(Items listed in a dataset)
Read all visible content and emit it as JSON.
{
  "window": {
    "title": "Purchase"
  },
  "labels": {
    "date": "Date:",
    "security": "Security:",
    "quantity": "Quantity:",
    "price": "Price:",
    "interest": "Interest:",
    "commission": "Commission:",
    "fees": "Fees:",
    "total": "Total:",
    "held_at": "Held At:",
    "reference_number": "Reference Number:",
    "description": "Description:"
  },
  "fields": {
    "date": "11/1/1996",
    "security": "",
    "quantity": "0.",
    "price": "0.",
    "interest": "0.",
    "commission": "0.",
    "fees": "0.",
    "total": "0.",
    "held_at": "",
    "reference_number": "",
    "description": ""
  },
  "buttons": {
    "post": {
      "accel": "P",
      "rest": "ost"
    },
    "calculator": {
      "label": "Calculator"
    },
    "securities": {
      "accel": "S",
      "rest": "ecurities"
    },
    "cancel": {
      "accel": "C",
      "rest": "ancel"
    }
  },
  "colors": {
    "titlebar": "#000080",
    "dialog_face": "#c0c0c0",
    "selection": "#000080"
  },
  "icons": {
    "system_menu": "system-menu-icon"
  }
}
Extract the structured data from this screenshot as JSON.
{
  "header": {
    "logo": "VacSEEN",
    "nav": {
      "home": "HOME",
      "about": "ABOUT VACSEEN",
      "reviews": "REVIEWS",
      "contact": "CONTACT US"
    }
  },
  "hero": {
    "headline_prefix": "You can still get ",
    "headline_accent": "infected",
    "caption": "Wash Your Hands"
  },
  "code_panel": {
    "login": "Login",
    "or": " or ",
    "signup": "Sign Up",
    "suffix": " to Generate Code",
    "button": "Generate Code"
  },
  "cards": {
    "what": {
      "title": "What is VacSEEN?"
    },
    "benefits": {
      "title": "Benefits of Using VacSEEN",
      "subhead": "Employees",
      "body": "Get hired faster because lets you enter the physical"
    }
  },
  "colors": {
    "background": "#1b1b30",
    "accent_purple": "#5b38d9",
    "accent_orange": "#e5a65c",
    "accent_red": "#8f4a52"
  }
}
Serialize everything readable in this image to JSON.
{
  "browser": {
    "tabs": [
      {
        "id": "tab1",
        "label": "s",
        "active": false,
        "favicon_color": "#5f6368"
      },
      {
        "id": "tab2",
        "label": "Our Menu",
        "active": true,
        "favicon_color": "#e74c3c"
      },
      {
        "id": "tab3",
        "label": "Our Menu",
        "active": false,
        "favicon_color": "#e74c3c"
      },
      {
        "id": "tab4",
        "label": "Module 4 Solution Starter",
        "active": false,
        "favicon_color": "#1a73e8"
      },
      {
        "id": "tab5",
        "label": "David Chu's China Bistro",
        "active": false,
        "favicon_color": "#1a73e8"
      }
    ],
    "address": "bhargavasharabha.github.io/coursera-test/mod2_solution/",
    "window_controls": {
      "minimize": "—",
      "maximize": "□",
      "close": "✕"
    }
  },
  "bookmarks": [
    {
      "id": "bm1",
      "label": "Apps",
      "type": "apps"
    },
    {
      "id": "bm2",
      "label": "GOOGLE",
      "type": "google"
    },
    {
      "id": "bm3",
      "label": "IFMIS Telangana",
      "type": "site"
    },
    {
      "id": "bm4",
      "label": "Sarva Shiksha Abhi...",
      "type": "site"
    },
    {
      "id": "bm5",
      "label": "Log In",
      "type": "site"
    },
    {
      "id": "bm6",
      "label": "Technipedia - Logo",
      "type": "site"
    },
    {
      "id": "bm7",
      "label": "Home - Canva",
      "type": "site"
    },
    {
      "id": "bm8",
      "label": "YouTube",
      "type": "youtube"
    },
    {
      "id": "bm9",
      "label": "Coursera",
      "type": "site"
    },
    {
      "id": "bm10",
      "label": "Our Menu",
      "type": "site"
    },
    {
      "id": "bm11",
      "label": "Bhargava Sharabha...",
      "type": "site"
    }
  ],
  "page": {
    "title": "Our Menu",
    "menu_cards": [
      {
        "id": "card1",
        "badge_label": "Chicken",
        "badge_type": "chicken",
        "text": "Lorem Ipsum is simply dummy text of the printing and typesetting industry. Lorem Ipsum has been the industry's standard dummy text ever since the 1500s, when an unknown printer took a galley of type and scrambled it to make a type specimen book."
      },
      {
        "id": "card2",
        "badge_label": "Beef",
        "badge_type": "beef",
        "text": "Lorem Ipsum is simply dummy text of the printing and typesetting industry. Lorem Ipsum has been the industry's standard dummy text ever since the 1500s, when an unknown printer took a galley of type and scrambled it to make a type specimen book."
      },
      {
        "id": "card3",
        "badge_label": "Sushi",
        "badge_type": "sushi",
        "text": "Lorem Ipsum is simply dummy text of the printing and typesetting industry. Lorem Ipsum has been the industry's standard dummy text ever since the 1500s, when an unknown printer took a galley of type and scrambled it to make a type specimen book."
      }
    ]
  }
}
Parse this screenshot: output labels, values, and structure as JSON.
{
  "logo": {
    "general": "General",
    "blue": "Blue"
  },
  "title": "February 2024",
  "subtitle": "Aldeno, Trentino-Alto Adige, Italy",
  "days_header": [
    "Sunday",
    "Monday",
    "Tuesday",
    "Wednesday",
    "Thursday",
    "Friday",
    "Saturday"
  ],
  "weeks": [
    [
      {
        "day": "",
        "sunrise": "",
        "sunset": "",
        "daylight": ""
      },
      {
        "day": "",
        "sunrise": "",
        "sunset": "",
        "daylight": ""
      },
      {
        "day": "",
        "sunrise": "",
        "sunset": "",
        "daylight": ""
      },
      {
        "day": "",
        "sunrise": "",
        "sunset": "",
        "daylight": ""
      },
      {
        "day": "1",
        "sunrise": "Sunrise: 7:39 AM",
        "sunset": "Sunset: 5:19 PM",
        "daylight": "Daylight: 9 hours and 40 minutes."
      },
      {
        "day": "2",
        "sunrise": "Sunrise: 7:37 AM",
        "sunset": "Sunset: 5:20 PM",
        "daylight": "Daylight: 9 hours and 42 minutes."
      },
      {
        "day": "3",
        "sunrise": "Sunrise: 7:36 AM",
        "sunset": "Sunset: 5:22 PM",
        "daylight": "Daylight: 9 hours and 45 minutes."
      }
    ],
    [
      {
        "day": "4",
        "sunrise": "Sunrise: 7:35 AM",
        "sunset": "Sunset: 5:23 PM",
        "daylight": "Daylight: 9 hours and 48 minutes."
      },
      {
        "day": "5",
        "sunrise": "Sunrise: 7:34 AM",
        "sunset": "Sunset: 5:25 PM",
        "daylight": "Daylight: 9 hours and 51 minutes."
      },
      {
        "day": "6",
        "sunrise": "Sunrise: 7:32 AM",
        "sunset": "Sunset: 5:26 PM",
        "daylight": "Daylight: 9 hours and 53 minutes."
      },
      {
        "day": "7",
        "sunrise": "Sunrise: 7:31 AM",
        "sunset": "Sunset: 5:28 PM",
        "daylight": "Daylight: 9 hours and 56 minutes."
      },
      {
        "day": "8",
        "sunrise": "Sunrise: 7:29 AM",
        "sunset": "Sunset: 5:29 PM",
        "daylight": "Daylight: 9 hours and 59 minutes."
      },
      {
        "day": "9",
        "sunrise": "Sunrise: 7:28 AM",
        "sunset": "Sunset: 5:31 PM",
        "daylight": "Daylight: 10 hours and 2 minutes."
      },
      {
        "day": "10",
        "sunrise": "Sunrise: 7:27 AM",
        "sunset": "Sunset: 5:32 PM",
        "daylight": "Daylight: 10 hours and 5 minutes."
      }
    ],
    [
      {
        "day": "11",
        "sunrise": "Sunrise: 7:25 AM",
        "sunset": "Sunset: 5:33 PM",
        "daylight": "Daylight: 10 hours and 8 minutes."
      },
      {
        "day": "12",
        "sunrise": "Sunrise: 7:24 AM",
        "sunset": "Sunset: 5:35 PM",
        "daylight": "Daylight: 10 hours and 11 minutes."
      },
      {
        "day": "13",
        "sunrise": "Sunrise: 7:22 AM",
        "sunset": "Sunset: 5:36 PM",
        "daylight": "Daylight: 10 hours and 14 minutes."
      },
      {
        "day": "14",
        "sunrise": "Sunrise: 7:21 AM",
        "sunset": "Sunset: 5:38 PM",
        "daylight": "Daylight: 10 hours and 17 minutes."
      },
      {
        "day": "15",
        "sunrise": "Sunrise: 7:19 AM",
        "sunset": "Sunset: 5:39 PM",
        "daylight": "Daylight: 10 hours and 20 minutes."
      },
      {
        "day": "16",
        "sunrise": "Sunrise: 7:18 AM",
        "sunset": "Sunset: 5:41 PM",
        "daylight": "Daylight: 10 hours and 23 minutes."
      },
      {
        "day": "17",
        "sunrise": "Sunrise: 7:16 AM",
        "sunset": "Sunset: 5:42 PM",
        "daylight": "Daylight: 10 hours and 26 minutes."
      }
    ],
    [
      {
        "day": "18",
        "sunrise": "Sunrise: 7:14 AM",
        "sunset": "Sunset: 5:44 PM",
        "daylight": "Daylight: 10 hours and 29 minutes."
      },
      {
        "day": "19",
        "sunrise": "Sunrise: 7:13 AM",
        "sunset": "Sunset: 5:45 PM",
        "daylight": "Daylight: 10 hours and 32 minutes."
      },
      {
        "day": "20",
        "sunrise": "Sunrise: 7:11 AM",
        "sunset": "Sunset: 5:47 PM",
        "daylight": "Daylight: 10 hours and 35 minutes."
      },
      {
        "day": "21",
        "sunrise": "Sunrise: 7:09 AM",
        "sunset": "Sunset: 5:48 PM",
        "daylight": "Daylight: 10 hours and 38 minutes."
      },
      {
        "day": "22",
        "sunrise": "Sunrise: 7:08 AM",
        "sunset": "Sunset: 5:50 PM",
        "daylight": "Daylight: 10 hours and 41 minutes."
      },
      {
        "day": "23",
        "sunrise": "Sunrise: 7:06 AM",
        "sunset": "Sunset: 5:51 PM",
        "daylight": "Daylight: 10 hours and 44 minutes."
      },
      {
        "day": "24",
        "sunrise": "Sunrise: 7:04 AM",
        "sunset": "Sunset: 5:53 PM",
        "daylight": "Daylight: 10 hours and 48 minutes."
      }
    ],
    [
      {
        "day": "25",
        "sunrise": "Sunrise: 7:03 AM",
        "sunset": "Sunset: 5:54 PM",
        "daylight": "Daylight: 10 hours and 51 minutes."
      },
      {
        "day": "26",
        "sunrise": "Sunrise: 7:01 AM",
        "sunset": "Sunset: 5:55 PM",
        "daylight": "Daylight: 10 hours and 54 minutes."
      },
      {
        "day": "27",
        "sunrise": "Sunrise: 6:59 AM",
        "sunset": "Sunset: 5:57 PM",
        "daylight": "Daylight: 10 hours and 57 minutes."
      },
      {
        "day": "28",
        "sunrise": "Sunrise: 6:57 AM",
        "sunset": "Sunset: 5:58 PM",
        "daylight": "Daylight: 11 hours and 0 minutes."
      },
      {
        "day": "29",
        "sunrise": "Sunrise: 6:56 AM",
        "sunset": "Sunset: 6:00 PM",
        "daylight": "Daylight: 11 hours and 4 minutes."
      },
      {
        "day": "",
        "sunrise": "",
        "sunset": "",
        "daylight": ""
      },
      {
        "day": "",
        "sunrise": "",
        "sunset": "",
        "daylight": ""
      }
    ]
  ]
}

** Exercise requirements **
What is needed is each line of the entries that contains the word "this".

** Solved problem **
Extract the structured data from this screenshot as JSON.
Serialize everything readable in this image to JSON.
Parse this screenshot: output labels, values, and structure as JSON.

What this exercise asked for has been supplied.